_Task goal_
List each line of the data in which the string "JSON" appears.
★ ★ ★
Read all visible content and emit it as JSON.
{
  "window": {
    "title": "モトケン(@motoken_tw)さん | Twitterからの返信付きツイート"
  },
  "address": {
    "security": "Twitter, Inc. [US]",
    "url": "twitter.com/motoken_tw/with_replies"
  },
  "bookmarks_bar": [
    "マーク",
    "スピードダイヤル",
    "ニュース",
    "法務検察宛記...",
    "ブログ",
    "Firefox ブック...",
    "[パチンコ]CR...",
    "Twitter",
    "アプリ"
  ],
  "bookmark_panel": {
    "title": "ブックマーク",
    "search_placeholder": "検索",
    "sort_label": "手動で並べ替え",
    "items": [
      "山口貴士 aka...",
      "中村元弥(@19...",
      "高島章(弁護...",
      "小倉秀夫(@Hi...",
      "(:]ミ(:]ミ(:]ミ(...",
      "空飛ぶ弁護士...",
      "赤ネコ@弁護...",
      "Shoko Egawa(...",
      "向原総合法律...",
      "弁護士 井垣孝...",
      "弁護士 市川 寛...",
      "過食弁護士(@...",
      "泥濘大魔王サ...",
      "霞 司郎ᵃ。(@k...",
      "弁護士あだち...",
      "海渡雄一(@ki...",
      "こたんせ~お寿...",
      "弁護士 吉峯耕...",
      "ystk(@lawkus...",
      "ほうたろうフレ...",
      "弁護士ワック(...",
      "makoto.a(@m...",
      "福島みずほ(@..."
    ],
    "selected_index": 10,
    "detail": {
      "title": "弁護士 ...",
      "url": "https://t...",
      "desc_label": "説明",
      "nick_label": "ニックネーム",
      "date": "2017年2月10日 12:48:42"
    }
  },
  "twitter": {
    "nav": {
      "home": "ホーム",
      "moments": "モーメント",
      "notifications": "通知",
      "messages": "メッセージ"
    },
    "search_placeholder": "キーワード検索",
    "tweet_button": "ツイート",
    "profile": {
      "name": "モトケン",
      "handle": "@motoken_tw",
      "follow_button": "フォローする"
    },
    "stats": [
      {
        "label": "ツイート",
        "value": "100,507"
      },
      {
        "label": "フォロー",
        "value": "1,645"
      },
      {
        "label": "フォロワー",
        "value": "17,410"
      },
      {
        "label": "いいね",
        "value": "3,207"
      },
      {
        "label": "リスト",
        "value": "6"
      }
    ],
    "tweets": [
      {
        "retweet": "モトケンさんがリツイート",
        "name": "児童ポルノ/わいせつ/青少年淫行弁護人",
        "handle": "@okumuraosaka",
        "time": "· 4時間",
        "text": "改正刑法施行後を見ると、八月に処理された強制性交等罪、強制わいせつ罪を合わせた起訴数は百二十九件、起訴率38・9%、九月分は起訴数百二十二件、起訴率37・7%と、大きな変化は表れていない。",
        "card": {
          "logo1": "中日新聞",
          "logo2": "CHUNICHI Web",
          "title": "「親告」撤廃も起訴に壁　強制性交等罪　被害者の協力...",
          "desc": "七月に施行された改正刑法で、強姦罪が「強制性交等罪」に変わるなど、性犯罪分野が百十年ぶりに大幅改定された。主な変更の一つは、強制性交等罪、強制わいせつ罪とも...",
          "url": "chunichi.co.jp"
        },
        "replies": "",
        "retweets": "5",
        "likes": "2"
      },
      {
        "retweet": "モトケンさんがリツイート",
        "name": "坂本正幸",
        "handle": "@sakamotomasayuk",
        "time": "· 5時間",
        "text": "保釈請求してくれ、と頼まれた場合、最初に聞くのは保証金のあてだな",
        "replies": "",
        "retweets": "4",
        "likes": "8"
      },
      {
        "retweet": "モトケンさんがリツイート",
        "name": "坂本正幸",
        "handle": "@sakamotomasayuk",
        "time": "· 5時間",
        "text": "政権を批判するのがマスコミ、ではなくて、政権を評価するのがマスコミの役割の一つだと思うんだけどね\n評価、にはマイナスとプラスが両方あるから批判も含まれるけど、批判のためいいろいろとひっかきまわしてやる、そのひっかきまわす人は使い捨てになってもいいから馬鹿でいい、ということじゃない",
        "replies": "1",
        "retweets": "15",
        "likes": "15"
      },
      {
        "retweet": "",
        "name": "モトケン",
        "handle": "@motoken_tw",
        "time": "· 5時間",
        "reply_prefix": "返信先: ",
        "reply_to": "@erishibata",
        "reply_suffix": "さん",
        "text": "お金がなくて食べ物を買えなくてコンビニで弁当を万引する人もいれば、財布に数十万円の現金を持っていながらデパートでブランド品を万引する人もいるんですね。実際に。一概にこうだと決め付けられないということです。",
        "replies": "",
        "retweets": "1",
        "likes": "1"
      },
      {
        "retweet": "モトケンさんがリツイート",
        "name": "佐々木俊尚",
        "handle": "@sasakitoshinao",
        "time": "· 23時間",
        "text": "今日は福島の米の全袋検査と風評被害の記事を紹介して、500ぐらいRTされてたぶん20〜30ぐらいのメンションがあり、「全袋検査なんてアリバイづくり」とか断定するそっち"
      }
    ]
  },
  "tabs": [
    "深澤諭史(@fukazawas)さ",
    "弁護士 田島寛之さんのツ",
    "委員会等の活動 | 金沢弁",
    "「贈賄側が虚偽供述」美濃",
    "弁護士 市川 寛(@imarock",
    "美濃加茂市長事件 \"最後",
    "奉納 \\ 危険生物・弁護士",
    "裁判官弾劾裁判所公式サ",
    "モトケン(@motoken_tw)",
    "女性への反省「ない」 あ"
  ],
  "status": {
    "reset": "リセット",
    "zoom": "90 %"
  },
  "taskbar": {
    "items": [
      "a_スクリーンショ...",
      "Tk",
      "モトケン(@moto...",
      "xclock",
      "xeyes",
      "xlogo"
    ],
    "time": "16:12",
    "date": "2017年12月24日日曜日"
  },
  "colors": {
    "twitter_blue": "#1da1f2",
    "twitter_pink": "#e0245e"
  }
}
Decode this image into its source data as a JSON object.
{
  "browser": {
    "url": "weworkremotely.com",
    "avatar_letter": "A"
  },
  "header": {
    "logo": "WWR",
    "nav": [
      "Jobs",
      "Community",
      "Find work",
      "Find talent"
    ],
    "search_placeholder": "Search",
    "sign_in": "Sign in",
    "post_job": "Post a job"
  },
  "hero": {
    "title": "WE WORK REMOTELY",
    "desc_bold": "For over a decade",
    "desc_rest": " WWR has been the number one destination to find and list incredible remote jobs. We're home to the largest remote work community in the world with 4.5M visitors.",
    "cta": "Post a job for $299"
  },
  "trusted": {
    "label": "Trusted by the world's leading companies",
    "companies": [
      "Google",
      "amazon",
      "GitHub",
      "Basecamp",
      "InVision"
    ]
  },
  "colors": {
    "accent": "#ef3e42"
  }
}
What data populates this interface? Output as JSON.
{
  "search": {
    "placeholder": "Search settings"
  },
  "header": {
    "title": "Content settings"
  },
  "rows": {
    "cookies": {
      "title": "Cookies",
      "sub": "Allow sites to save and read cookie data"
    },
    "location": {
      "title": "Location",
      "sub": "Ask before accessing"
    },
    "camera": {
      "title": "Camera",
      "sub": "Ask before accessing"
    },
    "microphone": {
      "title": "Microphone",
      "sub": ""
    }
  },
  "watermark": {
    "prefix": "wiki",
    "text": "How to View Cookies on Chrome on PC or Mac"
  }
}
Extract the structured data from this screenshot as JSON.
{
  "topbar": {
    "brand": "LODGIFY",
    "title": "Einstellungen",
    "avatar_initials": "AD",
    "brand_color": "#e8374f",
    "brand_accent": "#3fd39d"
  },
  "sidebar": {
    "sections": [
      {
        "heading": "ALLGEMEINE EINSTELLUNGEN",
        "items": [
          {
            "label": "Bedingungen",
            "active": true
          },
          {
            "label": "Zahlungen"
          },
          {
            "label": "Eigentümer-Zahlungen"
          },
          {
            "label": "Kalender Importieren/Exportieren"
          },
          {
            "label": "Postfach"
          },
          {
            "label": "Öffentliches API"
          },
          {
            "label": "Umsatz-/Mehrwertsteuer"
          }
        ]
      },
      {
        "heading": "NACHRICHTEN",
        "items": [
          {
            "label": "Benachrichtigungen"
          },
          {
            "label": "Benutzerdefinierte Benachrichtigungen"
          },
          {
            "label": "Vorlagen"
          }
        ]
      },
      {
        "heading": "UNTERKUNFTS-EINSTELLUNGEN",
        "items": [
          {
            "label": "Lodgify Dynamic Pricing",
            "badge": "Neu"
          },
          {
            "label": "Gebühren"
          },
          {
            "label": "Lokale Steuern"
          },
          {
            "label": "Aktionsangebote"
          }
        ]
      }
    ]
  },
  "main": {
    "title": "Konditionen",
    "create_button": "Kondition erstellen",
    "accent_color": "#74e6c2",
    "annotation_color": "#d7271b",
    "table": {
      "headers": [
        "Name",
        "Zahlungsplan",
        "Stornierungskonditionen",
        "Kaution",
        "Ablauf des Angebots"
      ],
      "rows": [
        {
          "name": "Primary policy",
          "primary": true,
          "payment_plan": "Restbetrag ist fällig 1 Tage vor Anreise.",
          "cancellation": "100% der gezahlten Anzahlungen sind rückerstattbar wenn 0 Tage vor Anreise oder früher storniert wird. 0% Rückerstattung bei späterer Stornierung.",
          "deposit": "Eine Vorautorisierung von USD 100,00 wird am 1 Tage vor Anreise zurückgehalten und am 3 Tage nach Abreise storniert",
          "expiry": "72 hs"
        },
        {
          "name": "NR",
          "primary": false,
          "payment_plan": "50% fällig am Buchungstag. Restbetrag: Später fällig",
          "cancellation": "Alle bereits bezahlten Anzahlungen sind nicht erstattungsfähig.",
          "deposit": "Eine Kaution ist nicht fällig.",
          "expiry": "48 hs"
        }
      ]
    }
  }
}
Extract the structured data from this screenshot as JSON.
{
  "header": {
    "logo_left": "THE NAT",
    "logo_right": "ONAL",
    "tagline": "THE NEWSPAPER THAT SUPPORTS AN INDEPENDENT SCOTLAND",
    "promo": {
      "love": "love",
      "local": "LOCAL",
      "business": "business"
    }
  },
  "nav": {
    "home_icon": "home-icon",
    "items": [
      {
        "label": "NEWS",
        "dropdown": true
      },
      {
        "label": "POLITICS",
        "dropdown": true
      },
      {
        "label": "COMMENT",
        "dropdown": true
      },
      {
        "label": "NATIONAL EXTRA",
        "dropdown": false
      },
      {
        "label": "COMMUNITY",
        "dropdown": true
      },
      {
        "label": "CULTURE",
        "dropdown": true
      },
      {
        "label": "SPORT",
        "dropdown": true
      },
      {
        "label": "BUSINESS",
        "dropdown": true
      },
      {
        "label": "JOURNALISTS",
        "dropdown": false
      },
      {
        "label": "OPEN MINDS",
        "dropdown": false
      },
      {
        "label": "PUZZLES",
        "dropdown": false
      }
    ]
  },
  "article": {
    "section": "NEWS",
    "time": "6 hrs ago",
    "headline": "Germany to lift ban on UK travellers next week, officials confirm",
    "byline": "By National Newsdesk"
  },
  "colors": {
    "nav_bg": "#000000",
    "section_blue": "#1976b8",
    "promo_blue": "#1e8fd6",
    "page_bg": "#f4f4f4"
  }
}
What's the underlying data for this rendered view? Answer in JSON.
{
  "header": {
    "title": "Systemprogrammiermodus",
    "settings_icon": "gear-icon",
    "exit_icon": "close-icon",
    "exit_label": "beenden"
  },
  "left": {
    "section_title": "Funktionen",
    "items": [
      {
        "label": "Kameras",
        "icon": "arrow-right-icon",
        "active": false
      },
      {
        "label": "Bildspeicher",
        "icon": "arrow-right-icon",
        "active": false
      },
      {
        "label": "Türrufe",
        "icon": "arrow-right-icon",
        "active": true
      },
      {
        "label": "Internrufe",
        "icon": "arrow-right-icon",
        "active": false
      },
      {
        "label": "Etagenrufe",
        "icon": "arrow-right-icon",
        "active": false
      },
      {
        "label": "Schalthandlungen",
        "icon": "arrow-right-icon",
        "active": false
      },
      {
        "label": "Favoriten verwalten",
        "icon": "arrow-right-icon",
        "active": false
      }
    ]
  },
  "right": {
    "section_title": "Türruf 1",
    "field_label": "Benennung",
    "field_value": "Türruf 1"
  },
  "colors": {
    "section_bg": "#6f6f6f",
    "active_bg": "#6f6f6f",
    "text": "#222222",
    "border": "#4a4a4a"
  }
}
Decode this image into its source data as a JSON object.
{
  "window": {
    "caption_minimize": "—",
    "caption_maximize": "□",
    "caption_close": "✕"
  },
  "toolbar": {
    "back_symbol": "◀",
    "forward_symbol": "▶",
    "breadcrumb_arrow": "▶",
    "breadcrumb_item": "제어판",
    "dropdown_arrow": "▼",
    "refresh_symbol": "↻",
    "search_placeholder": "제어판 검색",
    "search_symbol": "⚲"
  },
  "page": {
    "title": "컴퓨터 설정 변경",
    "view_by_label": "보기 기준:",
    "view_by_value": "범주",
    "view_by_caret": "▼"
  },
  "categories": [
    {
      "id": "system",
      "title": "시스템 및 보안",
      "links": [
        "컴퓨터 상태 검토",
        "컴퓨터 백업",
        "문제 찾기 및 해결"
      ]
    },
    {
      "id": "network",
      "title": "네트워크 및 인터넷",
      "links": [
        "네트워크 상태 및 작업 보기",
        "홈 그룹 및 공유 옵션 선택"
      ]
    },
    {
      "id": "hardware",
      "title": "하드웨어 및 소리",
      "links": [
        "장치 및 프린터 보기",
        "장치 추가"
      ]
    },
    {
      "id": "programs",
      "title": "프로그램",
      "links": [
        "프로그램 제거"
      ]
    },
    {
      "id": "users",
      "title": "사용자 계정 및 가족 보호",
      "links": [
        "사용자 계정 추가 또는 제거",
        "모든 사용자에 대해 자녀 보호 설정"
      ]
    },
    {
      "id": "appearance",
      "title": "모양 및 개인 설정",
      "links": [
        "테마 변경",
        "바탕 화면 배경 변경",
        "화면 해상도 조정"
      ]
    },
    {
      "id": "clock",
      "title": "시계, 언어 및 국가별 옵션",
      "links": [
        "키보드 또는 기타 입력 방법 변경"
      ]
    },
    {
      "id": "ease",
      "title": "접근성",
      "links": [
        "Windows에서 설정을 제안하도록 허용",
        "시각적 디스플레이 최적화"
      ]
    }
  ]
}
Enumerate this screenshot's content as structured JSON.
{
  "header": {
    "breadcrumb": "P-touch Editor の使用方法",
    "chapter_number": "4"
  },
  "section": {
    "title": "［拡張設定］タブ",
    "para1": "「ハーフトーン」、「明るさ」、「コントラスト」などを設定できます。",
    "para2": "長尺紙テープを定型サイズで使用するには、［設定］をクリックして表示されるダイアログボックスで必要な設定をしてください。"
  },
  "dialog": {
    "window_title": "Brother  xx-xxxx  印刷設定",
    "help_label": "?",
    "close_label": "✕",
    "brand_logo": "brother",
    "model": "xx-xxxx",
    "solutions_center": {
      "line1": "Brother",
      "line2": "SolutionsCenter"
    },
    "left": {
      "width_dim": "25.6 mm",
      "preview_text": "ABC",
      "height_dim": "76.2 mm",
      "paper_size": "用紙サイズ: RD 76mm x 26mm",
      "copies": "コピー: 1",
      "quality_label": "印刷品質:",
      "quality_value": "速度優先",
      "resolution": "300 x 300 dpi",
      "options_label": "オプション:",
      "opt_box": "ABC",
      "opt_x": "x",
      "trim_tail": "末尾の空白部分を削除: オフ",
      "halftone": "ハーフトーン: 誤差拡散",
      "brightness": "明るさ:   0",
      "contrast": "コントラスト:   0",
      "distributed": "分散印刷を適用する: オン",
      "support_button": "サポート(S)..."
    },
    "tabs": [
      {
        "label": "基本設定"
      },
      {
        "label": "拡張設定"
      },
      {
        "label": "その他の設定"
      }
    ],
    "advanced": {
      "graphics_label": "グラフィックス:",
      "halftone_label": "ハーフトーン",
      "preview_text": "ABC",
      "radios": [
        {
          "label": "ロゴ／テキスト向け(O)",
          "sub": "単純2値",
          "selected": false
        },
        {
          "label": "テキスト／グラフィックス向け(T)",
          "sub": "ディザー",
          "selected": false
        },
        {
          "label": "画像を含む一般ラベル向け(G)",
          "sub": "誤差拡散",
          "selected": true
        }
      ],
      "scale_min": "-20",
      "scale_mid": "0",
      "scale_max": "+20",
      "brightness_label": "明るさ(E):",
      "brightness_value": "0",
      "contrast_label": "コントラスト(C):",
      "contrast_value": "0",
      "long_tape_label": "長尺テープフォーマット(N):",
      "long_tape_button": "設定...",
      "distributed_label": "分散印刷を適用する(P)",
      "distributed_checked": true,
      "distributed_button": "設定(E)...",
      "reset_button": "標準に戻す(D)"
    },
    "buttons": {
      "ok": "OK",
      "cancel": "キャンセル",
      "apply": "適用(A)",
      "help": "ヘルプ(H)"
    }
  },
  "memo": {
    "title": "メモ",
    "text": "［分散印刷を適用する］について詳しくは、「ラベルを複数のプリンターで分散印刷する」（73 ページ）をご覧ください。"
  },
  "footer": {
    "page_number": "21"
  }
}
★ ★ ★
_Result of the exercise_
Read all visible content and emit it as JSON.
Decode this image into its source data as a JSON object.
What data populates this interface? Output as JSON.
Extract the structured data from this screenshot as JSON.
Extract the structured data from this screenshot as JSON.
What's the underlying data for this rendered view? Answer in JSON.
Decode this image into its source data as a JSON object.
Enumerate this screenshot's content as structured JSON.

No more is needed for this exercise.